I turn off all the lights and grab the matches or lighter, whatever I have.
It’s pitch dark in the room, and I talk to the kids about darkness. How some people only know darkness. How darkness is heavy, and it feeds our fears, and it makes us feel alone. It keeps us from seeing all the blessings: it hides the good things that are all around us. And it either makes us defensive, or it makes us sleepy and unaware.
But. When light comes in, it changes everything. It changes the way we feel. It changes what we are able to see. It changes the way we are able to move in our space.
And I light the first candle.
I tell them the story of Christ, the Light of the World. And at every key point, I light another candle.
I explain to them that it’s not really his birthday in December, that he was born in September sometime during the Feast of Tabernacles. When Christ said “I come to dwell among you,” the word he used for dwell was literally “tabernacle.” I want to reinforce to them the idea of the festivals and the reveal of the centuries in this one man.
And, interestingly, with his birthday during Tabernacles, that would put His conception during Hanukkah, the Festival of Lights. And I share with them that we are either in Hanukkah every year during Christmas or very close, and that the Light of the World came into the world during the Festival of Lights.
God put Jesus inside of Mary during or near the Festival of Lights. Mary pondered these things in her heart.
And I light a candle.
I keep telling them the story, how Mary and Joseph travelled to Bethlehem, how they stayed in a stable, how the wise men followed the star, and the shepherds heeded their bright angel. And for every twist and turn, I light a candle.
As I talk to them, the room becomes brighter and brighter and brighter.
And when the last candle is lit, we look at them all for a few minutes. The dark room is cozy now, and the nativity spins as the heat from the candles moves the figures through their paces. We listen to a couple of songs. I think this year we will use this one by Lauren Daigle and this song by Kari Jobe.
This last thing, our inheritance, our commission. That as He is the Light of the World, He also calls us to carry light. That we, too, are this bright Light of love.
They love to hear the story, they listen still, and they are big now. And I am overcome by the light, flickering on their faces.
And here we are in January. And Christmas flew by this year. And I still haven’t done it.
Today’s the day. It’s never too late, or too early, to revisit this story.
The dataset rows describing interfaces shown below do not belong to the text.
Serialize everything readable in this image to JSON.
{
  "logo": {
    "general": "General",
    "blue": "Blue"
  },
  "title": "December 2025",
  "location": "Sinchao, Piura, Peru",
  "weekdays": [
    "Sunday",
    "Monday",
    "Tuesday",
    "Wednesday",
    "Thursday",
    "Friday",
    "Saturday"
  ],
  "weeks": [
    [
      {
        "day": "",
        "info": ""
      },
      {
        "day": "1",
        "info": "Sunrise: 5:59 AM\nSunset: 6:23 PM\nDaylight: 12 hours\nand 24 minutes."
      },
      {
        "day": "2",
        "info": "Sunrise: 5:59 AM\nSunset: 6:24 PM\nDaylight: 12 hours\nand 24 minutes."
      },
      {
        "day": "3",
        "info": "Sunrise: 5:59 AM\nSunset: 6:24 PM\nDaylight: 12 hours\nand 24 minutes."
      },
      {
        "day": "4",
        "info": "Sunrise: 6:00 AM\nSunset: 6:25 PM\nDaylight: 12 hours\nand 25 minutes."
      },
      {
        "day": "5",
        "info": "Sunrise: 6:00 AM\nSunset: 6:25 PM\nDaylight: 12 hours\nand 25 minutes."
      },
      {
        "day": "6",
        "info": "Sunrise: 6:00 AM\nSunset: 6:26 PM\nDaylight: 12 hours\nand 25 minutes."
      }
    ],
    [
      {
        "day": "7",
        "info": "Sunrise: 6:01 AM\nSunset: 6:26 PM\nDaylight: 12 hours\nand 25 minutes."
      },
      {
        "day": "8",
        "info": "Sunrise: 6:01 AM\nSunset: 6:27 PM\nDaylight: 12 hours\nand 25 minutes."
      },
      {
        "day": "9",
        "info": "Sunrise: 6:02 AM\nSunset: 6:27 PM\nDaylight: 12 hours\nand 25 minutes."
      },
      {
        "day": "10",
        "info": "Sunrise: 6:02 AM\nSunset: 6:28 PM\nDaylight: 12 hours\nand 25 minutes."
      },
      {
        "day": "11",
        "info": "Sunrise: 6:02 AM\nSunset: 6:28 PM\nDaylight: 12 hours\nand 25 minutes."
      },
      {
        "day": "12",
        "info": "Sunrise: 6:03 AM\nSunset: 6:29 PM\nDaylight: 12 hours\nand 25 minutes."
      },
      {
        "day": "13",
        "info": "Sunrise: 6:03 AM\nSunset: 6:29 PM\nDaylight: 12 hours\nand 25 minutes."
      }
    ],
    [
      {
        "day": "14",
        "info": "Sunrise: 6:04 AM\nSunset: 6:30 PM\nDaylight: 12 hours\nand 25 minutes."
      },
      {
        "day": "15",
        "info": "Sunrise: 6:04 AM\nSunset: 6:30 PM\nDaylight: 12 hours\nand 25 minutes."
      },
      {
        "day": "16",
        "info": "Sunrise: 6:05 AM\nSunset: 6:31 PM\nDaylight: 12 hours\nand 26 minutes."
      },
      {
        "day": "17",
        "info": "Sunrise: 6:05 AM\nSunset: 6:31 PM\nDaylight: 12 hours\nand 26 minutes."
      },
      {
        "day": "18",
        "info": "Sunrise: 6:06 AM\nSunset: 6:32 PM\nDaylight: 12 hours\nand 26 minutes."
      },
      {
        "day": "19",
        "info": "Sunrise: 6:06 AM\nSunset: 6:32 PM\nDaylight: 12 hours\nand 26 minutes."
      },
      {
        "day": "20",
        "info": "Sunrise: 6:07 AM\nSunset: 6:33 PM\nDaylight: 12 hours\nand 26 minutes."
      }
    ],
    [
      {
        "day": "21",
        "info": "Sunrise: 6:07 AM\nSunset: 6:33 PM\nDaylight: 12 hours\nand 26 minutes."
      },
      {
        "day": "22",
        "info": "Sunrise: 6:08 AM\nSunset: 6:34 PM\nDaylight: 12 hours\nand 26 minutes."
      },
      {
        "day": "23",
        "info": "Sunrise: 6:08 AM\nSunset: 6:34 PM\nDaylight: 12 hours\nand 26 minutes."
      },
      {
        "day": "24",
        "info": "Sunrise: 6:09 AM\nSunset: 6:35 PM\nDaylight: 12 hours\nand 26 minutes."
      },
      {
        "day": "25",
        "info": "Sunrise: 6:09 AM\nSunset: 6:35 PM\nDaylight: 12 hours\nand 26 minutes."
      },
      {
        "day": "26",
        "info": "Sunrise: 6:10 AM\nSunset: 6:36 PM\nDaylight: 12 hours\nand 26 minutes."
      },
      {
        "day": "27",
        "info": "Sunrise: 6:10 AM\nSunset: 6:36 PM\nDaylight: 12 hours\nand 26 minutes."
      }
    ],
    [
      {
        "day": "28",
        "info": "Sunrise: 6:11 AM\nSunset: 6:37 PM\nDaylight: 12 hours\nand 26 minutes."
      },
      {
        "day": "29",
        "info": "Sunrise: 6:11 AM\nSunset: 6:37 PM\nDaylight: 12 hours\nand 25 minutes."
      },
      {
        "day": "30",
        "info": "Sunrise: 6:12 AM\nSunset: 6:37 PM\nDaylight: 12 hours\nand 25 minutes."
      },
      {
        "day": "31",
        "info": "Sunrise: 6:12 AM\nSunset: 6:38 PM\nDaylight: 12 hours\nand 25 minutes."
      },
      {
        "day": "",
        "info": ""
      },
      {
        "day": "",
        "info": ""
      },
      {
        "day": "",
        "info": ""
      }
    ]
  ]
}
Never too late to ponder these things in your heart and to soak in love that lights up the dark.
And God said, “Let there be light,” and there was light. Gen1:3
When Jesus spoke again to the people, he said, “I am the light of the world. Whoever follows me will never walk in darkness, but will have the light of life.” Jn8:12
You are the light of the world. A city on a hill cannot be hidden. Neither do people light a lamp and put it under a bowl. Instead they put it on its stand, and it gives light to everyone in the house. In the same way, let your light shine before others, that they may see your good deeds and glorify your Father in heaven. Mt5:14-16
But Mary kept all these sayings, pondering them in her heart. Lk2:19